Sgt RICHARD A. PITTMAN
3d Bn, 5th Marines.
near the DMZ, RVN
Sgt Pittman’s company was conducting operations along a narrow jungle trail. The forward element was ambushed, coming under heavy enemy fire suffering extensive casualties.
When Sgt Pittman got word that the Marines out front needed heavier firepower, He quickly exchanged his rifle for a machinegun and several bandoliers and rushed forward toward the sound of battle.
As Pittman moved forward 2 enemy automatic weapons fired at him. He silenced both in a matter of minutes.
After being informed there were wounded Marines just 50 yards further along the trail, he braved a hail of enemy fire to get to his comrades.
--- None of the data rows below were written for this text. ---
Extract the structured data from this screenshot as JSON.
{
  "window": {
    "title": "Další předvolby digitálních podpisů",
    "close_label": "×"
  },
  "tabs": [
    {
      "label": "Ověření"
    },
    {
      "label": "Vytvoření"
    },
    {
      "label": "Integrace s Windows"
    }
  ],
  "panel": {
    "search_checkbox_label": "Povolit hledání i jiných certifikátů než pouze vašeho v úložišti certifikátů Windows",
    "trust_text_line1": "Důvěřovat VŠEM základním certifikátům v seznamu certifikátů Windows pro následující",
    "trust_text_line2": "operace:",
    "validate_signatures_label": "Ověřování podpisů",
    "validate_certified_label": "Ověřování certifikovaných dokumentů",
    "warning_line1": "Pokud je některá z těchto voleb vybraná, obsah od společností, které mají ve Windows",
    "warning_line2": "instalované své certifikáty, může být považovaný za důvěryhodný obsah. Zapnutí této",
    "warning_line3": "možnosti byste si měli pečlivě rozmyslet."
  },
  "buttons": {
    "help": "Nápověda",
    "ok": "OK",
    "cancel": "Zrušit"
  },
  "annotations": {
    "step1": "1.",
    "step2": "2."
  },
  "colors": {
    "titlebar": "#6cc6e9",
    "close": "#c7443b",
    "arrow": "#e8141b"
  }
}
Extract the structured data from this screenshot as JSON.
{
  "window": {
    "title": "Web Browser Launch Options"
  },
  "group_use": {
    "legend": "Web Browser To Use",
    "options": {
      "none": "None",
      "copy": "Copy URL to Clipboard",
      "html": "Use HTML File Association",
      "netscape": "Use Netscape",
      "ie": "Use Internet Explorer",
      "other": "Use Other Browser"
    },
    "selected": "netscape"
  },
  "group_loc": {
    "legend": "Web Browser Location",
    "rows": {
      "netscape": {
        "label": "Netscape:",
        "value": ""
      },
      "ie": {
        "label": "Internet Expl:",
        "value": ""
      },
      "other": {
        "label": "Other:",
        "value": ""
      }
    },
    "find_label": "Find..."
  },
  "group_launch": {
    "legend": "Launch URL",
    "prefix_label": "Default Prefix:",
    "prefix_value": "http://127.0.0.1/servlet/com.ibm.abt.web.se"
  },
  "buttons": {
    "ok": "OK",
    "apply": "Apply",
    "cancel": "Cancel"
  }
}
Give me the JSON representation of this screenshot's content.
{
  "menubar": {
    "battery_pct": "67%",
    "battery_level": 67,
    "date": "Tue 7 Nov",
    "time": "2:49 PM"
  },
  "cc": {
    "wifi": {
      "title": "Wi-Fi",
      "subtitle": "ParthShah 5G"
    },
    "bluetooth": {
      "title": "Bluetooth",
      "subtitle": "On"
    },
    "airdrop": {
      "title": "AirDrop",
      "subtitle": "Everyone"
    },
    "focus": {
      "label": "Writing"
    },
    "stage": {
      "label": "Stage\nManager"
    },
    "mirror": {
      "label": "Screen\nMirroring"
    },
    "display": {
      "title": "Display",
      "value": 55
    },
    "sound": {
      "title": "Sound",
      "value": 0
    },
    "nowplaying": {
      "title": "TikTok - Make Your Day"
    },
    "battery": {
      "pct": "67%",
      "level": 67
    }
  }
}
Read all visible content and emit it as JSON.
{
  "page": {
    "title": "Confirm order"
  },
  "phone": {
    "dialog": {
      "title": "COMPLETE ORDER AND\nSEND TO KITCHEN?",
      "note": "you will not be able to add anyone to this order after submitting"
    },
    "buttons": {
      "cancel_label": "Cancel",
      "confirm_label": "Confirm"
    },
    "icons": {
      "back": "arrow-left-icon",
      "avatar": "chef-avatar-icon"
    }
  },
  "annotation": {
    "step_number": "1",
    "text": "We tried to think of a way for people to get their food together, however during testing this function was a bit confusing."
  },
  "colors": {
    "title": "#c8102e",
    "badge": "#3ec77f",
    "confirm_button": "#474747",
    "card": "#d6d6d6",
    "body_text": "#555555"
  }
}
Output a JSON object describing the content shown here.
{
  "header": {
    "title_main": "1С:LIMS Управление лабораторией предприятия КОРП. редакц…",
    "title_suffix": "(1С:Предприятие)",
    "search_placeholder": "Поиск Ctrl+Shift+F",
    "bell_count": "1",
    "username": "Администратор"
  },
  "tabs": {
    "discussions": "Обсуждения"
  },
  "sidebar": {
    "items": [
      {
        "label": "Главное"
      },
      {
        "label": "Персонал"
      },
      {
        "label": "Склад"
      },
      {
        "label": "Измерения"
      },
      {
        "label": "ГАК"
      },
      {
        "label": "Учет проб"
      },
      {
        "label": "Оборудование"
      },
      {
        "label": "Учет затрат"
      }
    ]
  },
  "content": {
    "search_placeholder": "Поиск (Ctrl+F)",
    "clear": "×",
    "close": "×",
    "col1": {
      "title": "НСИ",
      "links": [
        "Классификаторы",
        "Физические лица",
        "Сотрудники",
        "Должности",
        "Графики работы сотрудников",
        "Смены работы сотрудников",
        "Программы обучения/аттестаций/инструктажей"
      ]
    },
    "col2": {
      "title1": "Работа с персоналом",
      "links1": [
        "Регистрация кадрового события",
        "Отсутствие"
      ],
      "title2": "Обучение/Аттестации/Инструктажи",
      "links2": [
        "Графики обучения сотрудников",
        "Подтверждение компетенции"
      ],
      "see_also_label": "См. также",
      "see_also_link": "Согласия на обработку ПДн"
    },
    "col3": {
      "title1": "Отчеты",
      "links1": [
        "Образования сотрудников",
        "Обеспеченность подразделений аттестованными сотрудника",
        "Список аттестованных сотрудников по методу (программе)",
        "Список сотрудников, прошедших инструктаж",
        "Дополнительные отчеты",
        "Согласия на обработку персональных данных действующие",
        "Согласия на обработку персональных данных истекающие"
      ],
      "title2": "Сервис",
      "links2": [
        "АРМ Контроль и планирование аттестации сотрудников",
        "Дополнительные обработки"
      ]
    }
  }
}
As he reached the wounded Marines between 30 and 40 enemy soldiers began a full frontal attack.
Pittman took a position in the middle of the trail and raked the enemy with machinegun fire.
When his weapon was destroyed by an enemy round Pitman grabbed a pistol from a fallen Marine, took a weapon from a dead enemy soldier and continued to take the fight to the enemy forcing them to withdraw.
Sgt. Pittman left the Marine COrps after VIet Nam but reinlisted later and retired at the rank of Master Sgt. (e-8) and retired to Stockton CA where he passed peacefully on .
October 13, 2016 at the age of 71
An unusual caveat to history is the fact he was blind in one ey and was refused enlistment into he Army. He had to fight for the right tonight for his country, but the USMC gave him that opportunity and he did not disappoint.
The last line of Sgt Pittman’s Medal of Honor Citation reads as follows:
“Sgt. Pittman’s daring initiative, bold fighting spirit and selfless devotion to duty inflicted many enemy casualties, disrupted the enemy attack and saved the lives of many of his wounded comrades. His personal valor at grave risk to himself reflects the highest credit upon himself, the Marine Corps, and the U.S. Naval Service.”